> [TASK DESCRIPTION]:
Give back the full listing verbatim, apart from its images.

* * * *

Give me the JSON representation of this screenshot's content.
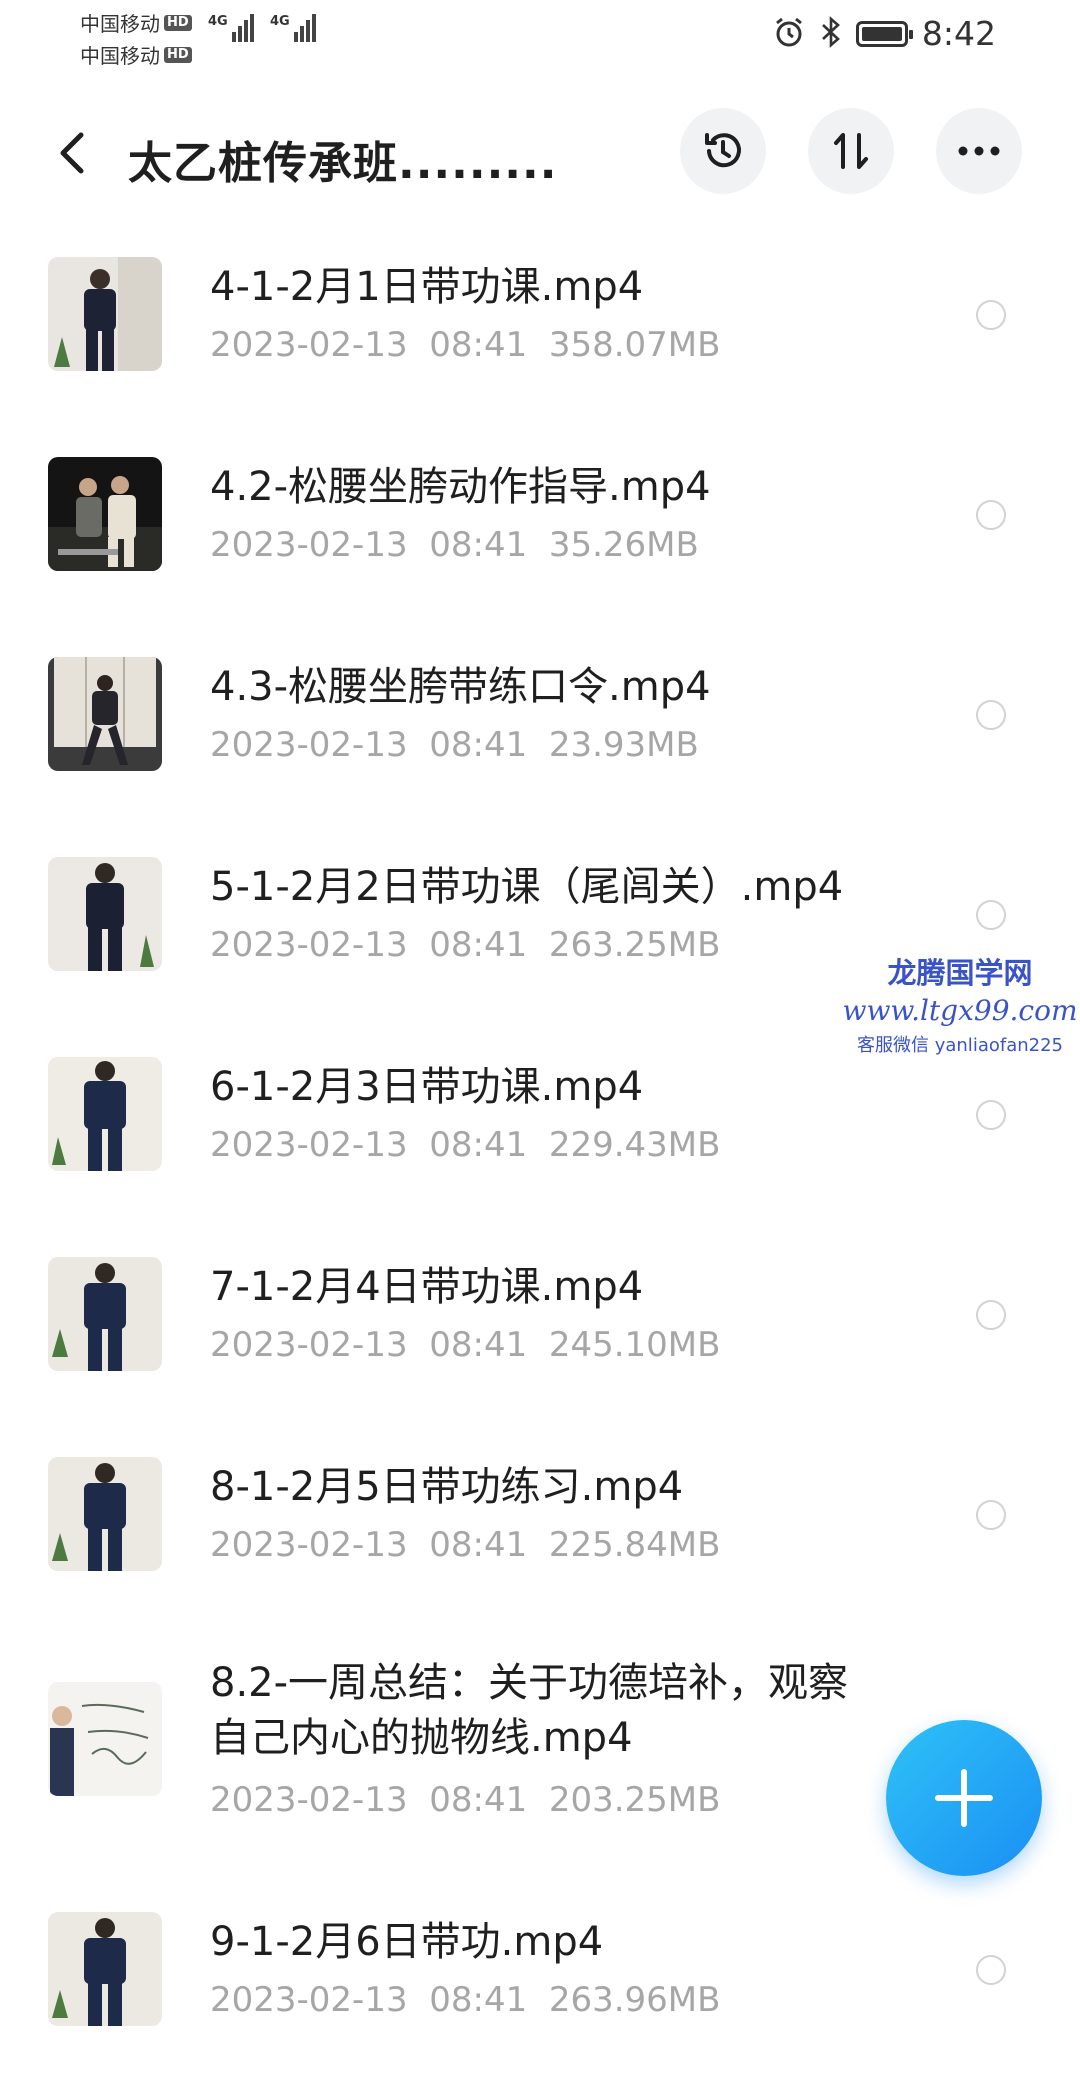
{
  "status_bar": {
    "carrier1": "中国移动",
    "carrier2": "中国移动",
    "hd_label": "HD",
    "network1": "4G",
    "network2": "4G",
    "time": "8:42",
    "icons": [
      "alarm-icon",
      "bluetooth-icon",
      "battery-icon"
    ]
  },
  "header": {
    "title": "太乙桩传承班.........",
    "icons": [
      "back-arrow-icon",
      "history-icon",
      "sort-icon",
      "more-icon"
    ]
  },
  "files": [
    {
      "name": "4-1-2月1日带功课.mp4",
      "date": "2023-02-13",
      "time": "08:41",
      "size": "358.07MB",
      "thumb": "person-standing"
    },
    {
      "name": "4.2-松腰坐胯动作指导.mp4",
      "date": "2023-02-13",
      "time": "08:41",
      "size": "35.26MB",
      "thumb": "two-people-dark"
    },
    {
      "name": "4.3-松腰坐胯带练口令.mp4",
      "date": "2023-02-13",
      "time": "08:41",
      "size": "23.93MB",
      "thumb": "person-stance"
    },
    {
      "name": "5-1-2月2日带功课（尾闾关）.mp4",
      "date": "2023-02-13",
      "time": "08:41",
      "size": "263.25MB",
      "thumb": "person-standing"
    },
    {
      "name": "6-1-2月3日带功课.mp4",
      "date": "2023-02-13",
      "time": "08:41",
      "size": "229.43MB",
      "thumb": "person-standing"
    },
    {
      "name": "7-1-2月4日带功课.mp4",
      "date": "2023-02-13",
      "time": "08:41",
      "size": "245.10MB",
      "thumb": "person-standing"
    },
    {
      "name": "8-1-2月5日带功练习.mp4",
      "date": "2023-02-13",
      "time": "08:41",
      "size": "225.84MB",
      "thumb": "person-standing"
    },
    {
      "name_line1": "8.2-一周总结：关于功德培补，观察",
      "name_line2": "自己内心的抛物线.mp4",
      "date": "2023-02-13",
      "time": "08:41",
      "size": "203.25MB",
      "thumb": "whiteboard"
    },
    {
      "name": "9-1-2月6日带功.mp4",
      "date": "2023-02-13",
      "time": "08:41",
      "size": "263.96MB",
      "thumb": "person-standing"
    }
  ],
  "watermark": {
    "line1": "龙腾国学网",
    "line2": "www.ltgx99.com",
    "line3": "客服微信 yanliaofan225"
  },
  "fab": {
    "icon": "plus-icon"
  },
  "colors": {
    "accent": "#1a8ff3",
    "meta_text": "#a6a6a6",
    "watermark": "#3a54c7"
  }
}
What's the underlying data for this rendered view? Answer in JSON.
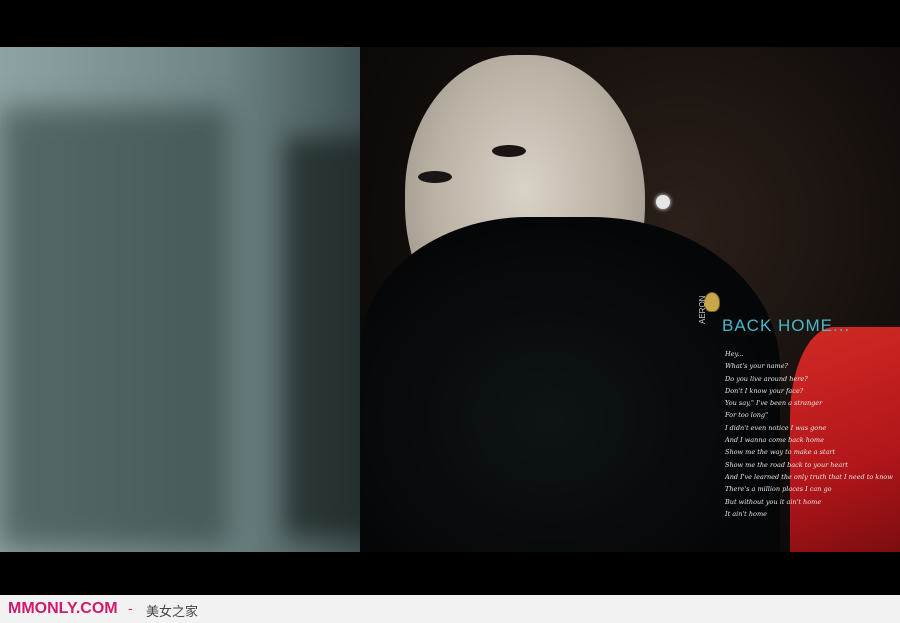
{
  "overlay": {
    "title": "BACK HOME...",
    "brand": "AERON",
    "lyrics": [
      "Hey...",
      "What's your name?",
      "Do you live around here?",
      "Don't I know your face?",
      "You say,\" I've been a stranger",
      "For too long\"",
      "I didn't even notice I was gone",
      "And I wanna come back home",
      "Show me the way to make a start",
      "Show me the road back to your heart",
      "And I've learned the only truth that I need to know",
      "There's a million places I can go",
      "But without you it ain't home",
      "It ain't home"
    ]
  },
  "footer": {
    "site": "MMONLY.COM",
    "separator": "-",
    "slogan": "美女之家"
  },
  "colors": {
    "title": "#49b7c9",
    "site": "#d01b6d",
    "coat": "#c41e1f"
  }
}
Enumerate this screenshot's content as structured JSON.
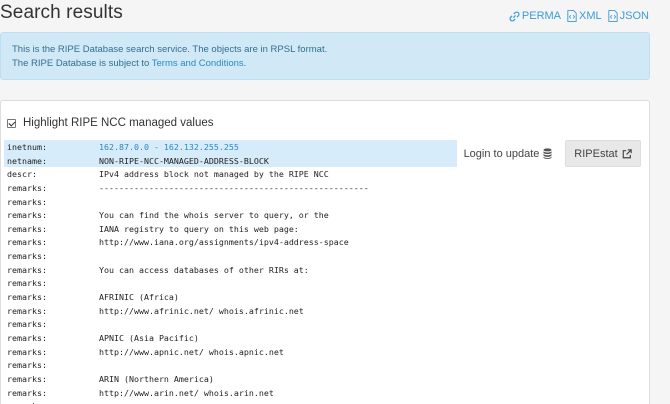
{
  "page": {
    "title": "Search results"
  },
  "format_links": [
    {
      "label": "PERMA",
      "icon": "link-icon"
    },
    {
      "label": "XML",
      "icon": "file-code-icon"
    },
    {
      "label": "JSON",
      "icon": "file-code-icon"
    }
  ],
  "info": {
    "line1": "This is the RIPE Database search service. The objects are in RPSL format.",
    "line2_prefix": "The RIPE Database is subject to ",
    "line2_link": "Terms and Conditions",
    "line2_suffix": "."
  },
  "highlight": {
    "label": "Highlight RIPE NCC managed values",
    "checked": true
  },
  "actions": {
    "login_label": "Login to update",
    "login_icon": "database-icon",
    "ripestat_label": "RIPEstat",
    "ripestat_icon": "external-link-icon"
  },
  "whois": [
    {
      "key": "inetnum:",
      "value": "162.87.0.0 - 162.132.255.255",
      "style": "blue"
    },
    {
      "key": "netname:",
      "value": "NON-RIPE-NCC-MANAGED-ADDRESS-BLOCK",
      "style": "dark"
    },
    {
      "key": "descr:",
      "value": "IPv4 address block not managed by the RIPE NCC",
      "style": ""
    },
    {
      "key": "remarks:",
      "value": "------------------------------------------------------",
      "style": ""
    },
    {
      "key": "remarks:",
      "value": "",
      "style": ""
    },
    {
      "key": "remarks:",
      "value": "You can find the whois server to query, or the",
      "style": ""
    },
    {
      "key": "remarks:",
      "value": "IANA registry to query on this web page:",
      "style": ""
    },
    {
      "key": "remarks:",
      "value": "http://www.iana.org/assignments/ipv4-address-space",
      "style": ""
    },
    {
      "key": "remarks:",
      "value": "",
      "style": ""
    },
    {
      "key": "remarks:",
      "value": "You can access databases of other RIRs at:",
      "style": ""
    },
    {
      "key": "remarks:",
      "value": "",
      "style": ""
    },
    {
      "key": "remarks:",
      "value": "AFRINIC (Africa)",
      "style": ""
    },
    {
      "key": "remarks:",
      "value": "http://www.afrinic.net/ whois.afrinic.net",
      "style": ""
    },
    {
      "key": "remarks:",
      "value": "",
      "style": ""
    },
    {
      "key": "remarks:",
      "value": "APNIC (Asia Pacific)",
      "style": ""
    },
    {
      "key": "remarks:",
      "value": "http://www.apnic.net/ whois.apnic.net",
      "style": ""
    },
    {
      "key": "remarks:",
      "value": "",
      "style": ""
    },
    {
      "key": "remarks:",
      "value": "ARIN (Northern America)",
      "style": ""
    },
    {
      "key": "remarks:",
      "value": "http://www.arin.net/ whois.arin.net",
      "style": ""
    },
    {
      "key": "remarks:",
      "value": "",
      "style": ""
    }
  ]
}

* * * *

> [RESULT]:
Give me the JSON representation of this screenshot's content.
{
  "status_bar": {
    "carrier1": "中国移动",
    "carrier2": "中国移动",
    "hd_label": "HD",
    "network1": "4G",
    "network2": "4G",
    "time": "8:42",
    "icons": [
      "alarm-icon",
      "bluetooth-icon",
      "battery-icon"
    ]
  },
  "header": {
    "title": "太乙桩传承班.........",
    "icons": [
      "back-arrow-icon",
      "history-icon",
      "sort-icon",
      "more-icon"
    ]
  },
  "files": [
    {
      "name": "4-1-2月1日带功课.mp4",
      "date": "2023-02-13",
      "time": "08:41",
      "size": "358.07MB",
      "thumb": "person-standing"
    },
    {
      "name": "4.2-松腰坐胯动作指导.mp4",
      "date": "2023-02-13",
      "time": "08:41",
      "size": "35.26MB",
      "thumb": "two-people-dark"
    },
    {
      "name": "4.3-松腰坐胯带练口令.mp4",
      "date": "2023-02-13",
      "time": "08:41",
      "size": "23.93MB",
      "thumb": "person-stance"
    },
    {
      "name": "5-1-2月2日带功课（尾闾关）.mp4",
      "date": "2023-02-13",
      "time": "08:41",
      "size": "263.25MB",
      "thumb": "person-standing"
    },
    {
      "name": "6-1-2月3日带功课.mp4",
      "date": "2023-02-13",
      "time": "08:41",
      "size": "229.43MB",
      "thumb": "person-standing"
    },
    {
      "name": "7-1-2月4日带功课.mp4",
      "date": "2023-02-13",
      "time": "08:41",
      "size": "245.10MB",
      "thumb": "person-standing"
    },
    {
      "name": "8-1-2月5日带功练习.mp4",
      "date": "2023-02-13",
      "time": "08:41",
      "size": "225.84MB",
      "thumb": "person-standing"
    },
    {
      "name_line1": "8.2-一周总结：关于功德培补，观察",
      "name_line2": "自己内心的抛物线.mp4",
      "date": "2023-02-13",
      "time": "08:41",
      "size": "203.25MB",
      "thumb": "whiteboard"
    },
    {
      "name": "9-1-2月6日带功.mp4",
      "date": "2023-02-13",
      "time": "08:41",
      "size": "263.96MB",
      "thumb": "person-standing"
    }
  ],
  "watermark": {
    "line1": "龙腾国学网",
    "line2": "www.ltgx99.com",
    "line3": "客服微信 yanliaofan225"
  },
  "fab": {
    "icon": "plus-icon"
  },
  "colors": {
    "accent": "#1a8ff3",
    "meta_text": "#a6a6a6",
    "watermark": "#3a54c7"
  }
}
What's the underlying data for this rendered view? Answer in JSON.
{
  "overlay": {
    "title": "BACK HOME...",
    "brand": "AERON",
    "lyrics": [
      "Hey...",
      "What's your name?",
      "Do you live around here?",
      "Don't I know your face?",
      "You say,\" I've been a stranger",
      "For too long\"",
      "I didn't even notice I was gone",
      "And I wanna come back home",
      "Show me the way to make a start",
      "Show me the road back to your heart",
      "And I've learned the only truth that I need to know",
      "There's a million places I can go",
      "But without you it ain't home",
      "It ain't home"
    ]
  },
  "footer": {
    "site": "MMONLY.COM",
    "separator": "-",
    "slogan": "美女之家"
  },
  "colors": {
    "title": "#49b7c9",
    "site": "#d01b6d",
    "coat": "#c41e1f"
  }
}
Enumerate this screenshot's content as structured JSON.
{
  "page": {
    "title": "Search results"
  },
  "format_links": [
    {
      "label": "PERMA",
      "icon": "link-icon"
    },
    {
      "label": "XML",
      "icon": "file-code-icon"
    },
    {
      "label": "JSON",
      "icon": "file-code-icon"
    }
  ],
  "info": {
    "line1": "This is the RIPE Database search service. The objects are in RPSL format.",
    "line2_prefix": "The RIPE Database is subject to ",
    "line2_link": "Terms and Conditions",
    "line2_suffix": "."
  },
  "highlight": {
    "label": "Highlight RIPE NCC managed values",
    "checked": true
  },
  "actions": {
    "login_label": "Login to update",
    "login_icon": "database-icon",
    "ripestat_label": "RIPEstat",
    "ripestat_icon": "external-link-icon"
  },
  "whois": [
    {
      "key": "inetnum:",
      "value": "162.87.0.0 - 162.132.255.255",
      "style": "blue"
    },
    {
      "key": "netname:",
      "value": "NON-RIPE-NCC-MANAGED-ADDRESS-BLOCK",
      "style": "dark"
    },
    {
      "key": "descr:",
      "value": "IPv4 address block not managed by the RIPE NCC",
      "style": ""
    },
    {
      "key": "remarks:",
      "value": "------------------------------------------------------",
      "style": ""
    },
    {
      "key": "remarks:",
      "value": "",
      "style": ""
    },
    {
      "key": "remarks:",
      "value": "You can find the whois server to query, or the",
      "style": ""
    },
    {
      "key": "remarks:",
      "value": "IANA registry to query on this web page:",
      "style": ""
    },
    {
      "key": "remarks:",
      "value": "http://www.iana.org/assignments/ipv4-address-space",
      "style": ""
    },
    {
      "key": "remarks:",
      "value": "",
      "style": ""
    },
    {
      "key": "remarks:",
      "value": "You can access databases of other RIRs at:",
      "style": ""
    },
    {
      "key": "remarks:",
      "value": "",
      "style": ""
    },
    {
      "key": "remarks:",
      "value": "AFRINIC (Africa)",
      "style": ""
    },
    {
      "key": "remarks:",
      "value": "http://www.afrinic.net/ whois.afrinic.net",
      "style": ""
    },
    {
      "key": "remarks:",
      "value": "",
      "style": ""
    },
    {
      "key": "remarks:",
      "value": "APNIC (Asia Pacific)",
      "style": ""
    },
    {
      "key": "remarks:",
      "value": "http://www.apnic.net/ whois.apnic.net",
      "style": ""
    },
    {
      "key": "remarks:",
      "value": "",
      "style": ""
    },
    {
      "key": "remarks:",
      "value": "ARIN (Northern America)",
      "style": ""
    },
    {
      "key": "remarks:",
      "value": "http://www.arin.net/ whois.arin.net",
      "style": ""
    },
    {
      "key": "remarks:",
      "value": "",
      "style": ""
    }
  ]
}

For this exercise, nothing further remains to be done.